Return all the data below as it stands, minus the pictures.

** Material provided **
================================

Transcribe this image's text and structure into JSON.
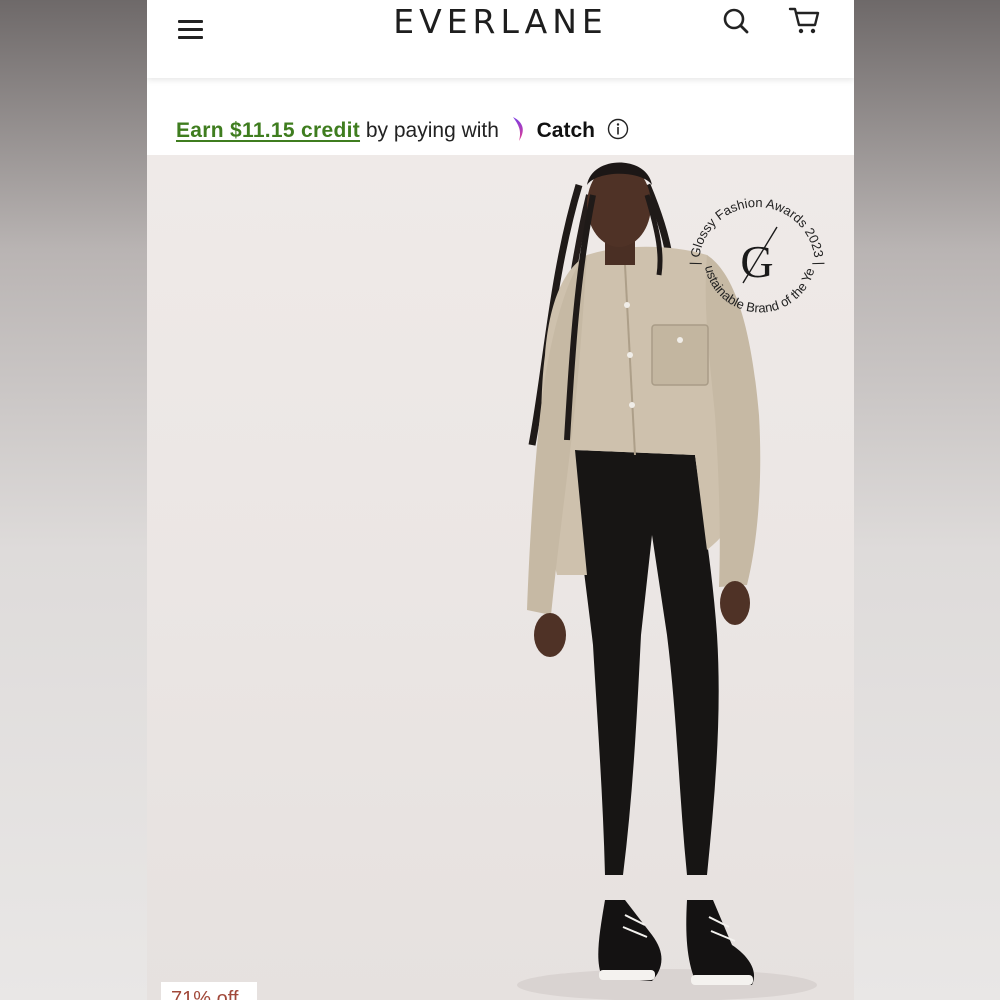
{
  "header": {
    "brand": "EVERLANE"
  },
  "promo": {
    "earn_text": "Earn $11.15 credit",
    "middle_text": "by paying with",
    "provider": "Catch",
    "info_symbol": "ⓘ"
  },
  "badge": {
    "arc_top": "| Glossy Fashion Awards 2023 |",
    "arc_bottom": "Sustainable Brand of the Year",
    "monogram": "G"
  },
  "product": {
    "discount_label": "71% off"
  },
  "colors": {
    "promo_link": "#3f7d1f",
    "catch_gradient_start": "#7b3fe4",
    "catch_gradient_end": "#e23d8f",
    "discount": "#a1493a"
  }
}
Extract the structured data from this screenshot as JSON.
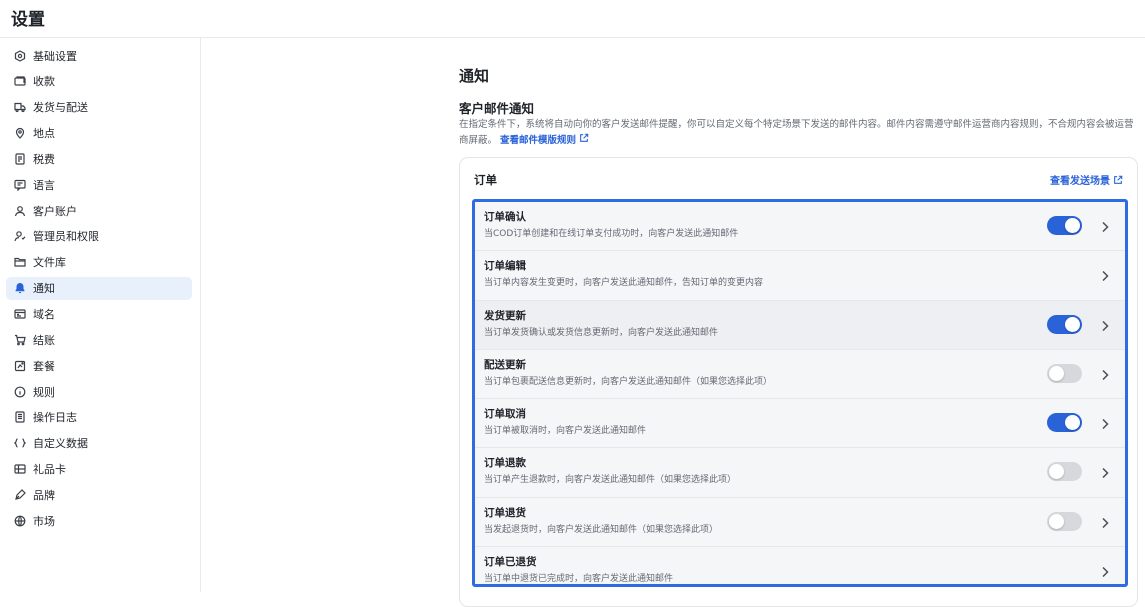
{
  "header": {
    "title": "设置"
  },
  "sidebar": {
    "items": [
      {
        "label": "基础设置",
        "icon": "store-settings-icon"
      },
      {
        "label": "收款",
        "icon": "payment-icon"
      },
      {
        "label": "发货与配送",
        "icon": "truck-icon"
      },
      {
        "label": "地点",
        "icon": "location-pin-icon"
      },
      {
        "label": "税费",
        "icon": "tax-receipt-icon"
      },
      {
        "label": "语言",
        "icon": "language-icon"
      },
      {
        "label": "客户账户",
        "icon": "user-icon"
      },
      {
        "label": "管理员和权限",
        "icon": "user-permission-icon"
      },
      {
        "label": "文件库",
        "icon": "folder-icon"
      },
      {
        "label": "通知",
        "icon": "bell-icon",
        "active": true
      },
      {
        "label": "域名",
        "icon": "domain-icon"
      },
      {
        "label": "结账",
        "icon": "cart-icon"
      },
      {
        "label": "套餐",
        "icon": "plan-icon"
      },
      {
        "label": "规则",
        "icon": "info-circle-icon"
      },
      {
        "label": "操作日志",
        "icon": "log-icon"
      },
      {
        "label": "自定义数据",
        "icon": "code-brackets-icon"
      },
      {
        "label": "礼品卡",
        "icon": "gift-card-icon"
      },
      {
        "label": "品牌",
        "icon": "brand-icon"
      },
      {
        "label": "市场",
        "icon": "globe-icon"
      }
    ]
  },
  "main": {
    "title": "通知",
    "section_title": "客户邮件通知",
    "description": "在指定条件下，系统将自动向你的客户发送邮件提醒，你可以自定义每个特定场景下发送的邮件内容。邮件内容需遵守邮件运营商内容规则，不合规内容会被运营商屏蔽。",
    "template_link": "查看邮件模版规则",
    "card": {
      "title": "订单",
      "scenario_link": "查看发送场景",
      "rows": [
        {
          "name": "订单确认",
          "desc": "当COD订单创建和在线订单支付成功时，向客户发送此通知邮件",
          "toggle": "on"
        },
        {
          "name": "订单编辑",
          "desc": "当订单内容发生变更时，向客户发送此通知邮件，告知订单的变更内容",
          "toggle": "none"
        },
        {
          "name": "发货更新",
          "desc": "当订单发货确认或发货信息更新时，向客户发送此通知邮件",
          "toggle": "on"
        },
        {
          "name": "配送更新",
          "desc": "当订单包裹配送信息更新时，向客户发送此通知邮件（如果您选择此项）",
          "toggle": "off"
        },
        {
          "name": "订单取消",
          "desc": "当订单被取消时，向客户发送此通知邮件",
          "toggle": "on"
        },
        {
          "name": "订单退款",
          "desc": "当订单产生退款时，向客户发送此通知邮件（如果您选择此项）",
          "toggle": "off"
        },
        {
          "name": "订单退货",
          "desc": "当发起退货时，向客户发送此通知邮件（如果您选择此项）",
          "toggle": "off"
        },
        {
          "name": "订单已退货",
          "desc": "当订单中退货已完成时，向客户发送此通知邮件",
          "toggle": "none"
        }
      ]
    }
  },
  "colors": {
    "accent": "#2a62d8",
    "highlight_border": "#2f6be4",
    "active_bg": "#e8f0fc"
  }
}
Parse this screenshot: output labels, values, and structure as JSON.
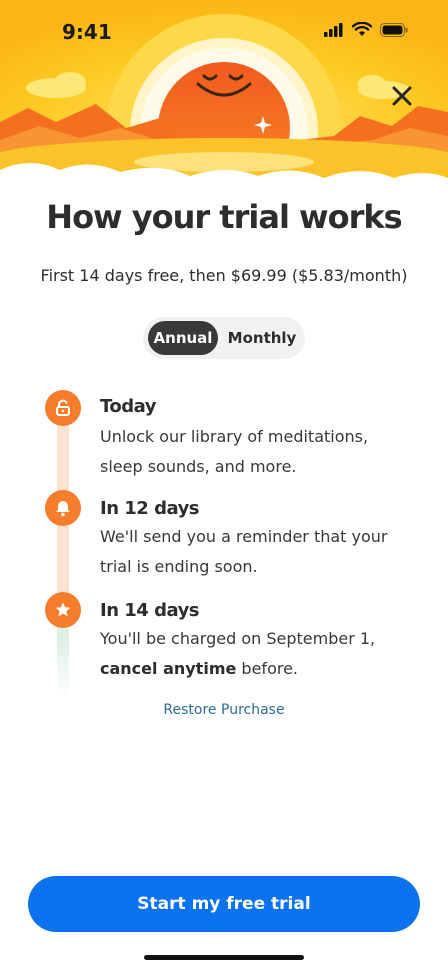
{
  "status_bar": {
    "time": "9:41"
  },
  "header": {
    "title": "How your trial works",
    "subtitle": "First 14 days free, then $69.99 ($5.83/month)"
  },
  "plan_toggle": {
    "options": [
      "Annual",
      "Monthly"
    ],
    "selected": "Annual"
  },
  "steps": [
    {
      "icon": "unlock-icon",
      "title": "Today",
      "desc_line1": "Unlock our library of meditations,",
      "desc_line2": "sleep sounds, and more."
    },
    {
      "icon": "bell-icon",
      "title": "In 12 days",
      "desc_line1": "We'll send you a reminder that your",
      "desc_line2": "trial is ending soon."
    },
    {
      "icon": "star-icon",
      "title": "In 14 days",
      "desc_line1": "You'll be charged on September 1,",
      "desc_bold": "cancel anytime",
      "desc_after_bold": " before."
    }
  ],
  "restore_label": "Restore Purchase",
  "cta_label": "Start my free trial",
  "colors": {
    "accent_orange": "#f57d2b",
    "sun_orange": "#f4691f",
    "sky_yellow": "#fbc21a",
    "cta_blue": "#0b72f0",
    "link_blue": "#2a6f95"
  }
}
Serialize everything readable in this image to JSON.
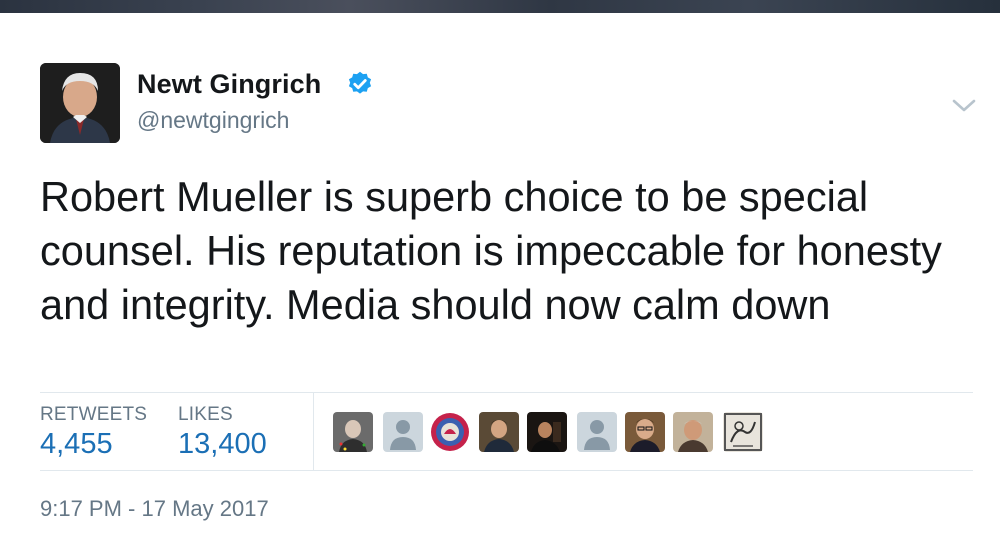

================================

** Answer to this problem **
Transcribe this image's text and structure into JSON.
{
  "header": {
    "brand": "EVERLANE"
  },
  "promo": {
    "earn_text": "Earn $11.15 credit",
    "middle_text": "by paying with",
    "provider": "Catch",
    "info_symbol": "ⓘ"
  },
  "badge": {
    "arc_top": "| Glossy Fashion Awards 2023 |",
    "arc_bottom": "Sustainable Brand of the Year",
    "monogram": "G"
  },
  "product": {
    "discount_label": "71% off"
  },
  "colors": {
    "promo_link": "#3f7d1f",
    "catch_gradient_start": "#7b3fe4",
    "catch_gradient_end": "#e23d8f",
    "discount": "#a1493a"
  }
}
Extract the structured data from this screenshot as JSON.
{
  "header": {
    "title": "设置"
  },
  "sidebar": {
    "items": [
      {
        "label": "基础设置",
        "icon": "store-settings-icon"
      },
      {
        "label": "收款",
        "icon": "payment-icon"
      },
      {
        "label": "发货与配送",
        "icon": "truck-icon"
      },
      {
        "label": "地点",
        "icon": "location-pin-icon"
      },
      {
        "label": "税费",
        "icon": "tax-receipt-icon"
      },
      {
        "label": "语言",
        "icon": "language-icon"
      },
      {
        "label": "客户账户",
        "icon": "user-icon"
      },
      {
        "label": "管理员和权限",
        "icon": "user-permission-icon"
      },
      {
        "label": "文件库",
        "icon": "folder-icon"
      },
      {
        "label": "通知",
        "icon": "bell-icon",
        "active": true
      },
      {
        "label": "域名",
        "icon": "domain-icon"
      },
      {
        "label": "结账",
        "icon": "cart-icon"
      },
      {
        "label": "套餐",
        "icon": "plan-icon"
      },
      {
        "label": "规则",
        "icon": "info-circle-icon"
      },
      {
        "label": "操作日志",
        "icon": "log-icon"
      },
      {
        "label": "自定义数据",
        "icon": "code-brackets-icon"
      },
      {
        "label": "礼品卡",
        "icon": "gift-card-icon"
      },
      {
        "label": "品牌",
        "icon": "brand-icon"
      },
      {
        "label": "市场",
        "icon": "globe-icon"
      }
    ]
  },
  "main": {
    "title": "通知",
    "section_title": "客户邮件通知",
    "description": "在指定条件下，系统将自动向你的客户发送邮件提醒，你可以自定义每个特定场景下发送的邮件内容。邮件内容需遵守邮件运营商内容规则，不合规内容会被运营商屏蔽。",
    "template_link": "查看邮件模版规则",
    "card": {
      "title": "订单",
      "scenario_link": "查看发送场景",
      "rows": [
        {
          "name": "订单确认",
          "desc": "当COD订单创建和在线订单支付成功时，向客户发送此通知邮件",
          "toggle": "on"
        },
        {
          "name": "订单编辑",
          "desc": "当订单内容发生变更时，向客户发送此通知邮件，告知订单的变更内容",
          "toggle": "none"
        },
        {
          "name": "发货更新",
          "desc": "当订单发货确认或发货信息更新时，向客户发送此通知邮件",
          "toggle": "on"
        },
        {
          "name": "配送更新",
          "desc": "当订单包裹配送信息更新时，向客户发送此通知邮件（如果您选择此项）",
          "toggle": "off"
        },
        {
          "name": "订单取消",
          "desc": "当订单被取消时，向客户发送此通知邮件",
          "toggle": "on"
        },
        {
          "name": "订单退款",
          "desc": "当订单产生退款时，向客户发送此通知邮件（如果您选择此项）",
          "toggle": "off"
        },
        {
          "name": "订单退货",
          "desc": "当发起退货时，向客户发送此通知邮件（如果您选择此项）",
          "toggle": "off"
        },
        {
          "name": "订单已退货",
          "desc": "当订单中退货已完成时，向客户发送此通知邮件",
          "toggle": "none"
        }
      ]
    }
  },
  "colors": {
    "accent": "#2a62d8",
    "highlight_border": "#2f6be4",
    "active_bg": "#e8f0fc"
  }
}
Parse this screenshot: output labels, values, and structure as JSON.
{
  "status_bar": {
    "time": "9:41"
  },
  "header": {
    "title": "How your trial works",
    "subtitle": "First 14 days free, then $69.99 ($5.83/month)"
  },
  "plan_toggle": {
    "options": [
      "Annual",
      "Monthly"
    ],
    "selected": "Annual"
  },
  "steps": [
    {
      "icon": "unlock-icon",
      "title": "Today",
      "desc_line1": "Unlock our library of meditations,",
      "desc_line2": "sleep sounds, and more."
    },
    {
      "icon": "bell-icon",
      "title": "In 12 days",
      "desc_line1": "We'll send you a reminder that your",
      "desc_line2": "trial is ending soon."
    },
    {
      "icon": "star-icon",
      "title": "In 14 days",
      "desc_line1": "You'll be charged on September 1,",
      "desc_bold": "cancel anytime",
      "desc_after_bold": " before."
    }
  ],
  "restore_label": "Restore Purchase",
  "cta_label": "Start my free trial",
  "colors": {
    "accent_orange": "#f57d2b",
    "sun_orange": "#f4691f",
    "sky_yellow": "#fbc21a",
    "cta_blue": "#0b72f0",
    "link_blue": "#2a6f95"
  }
}
Serialize everything readable in this image to JSON.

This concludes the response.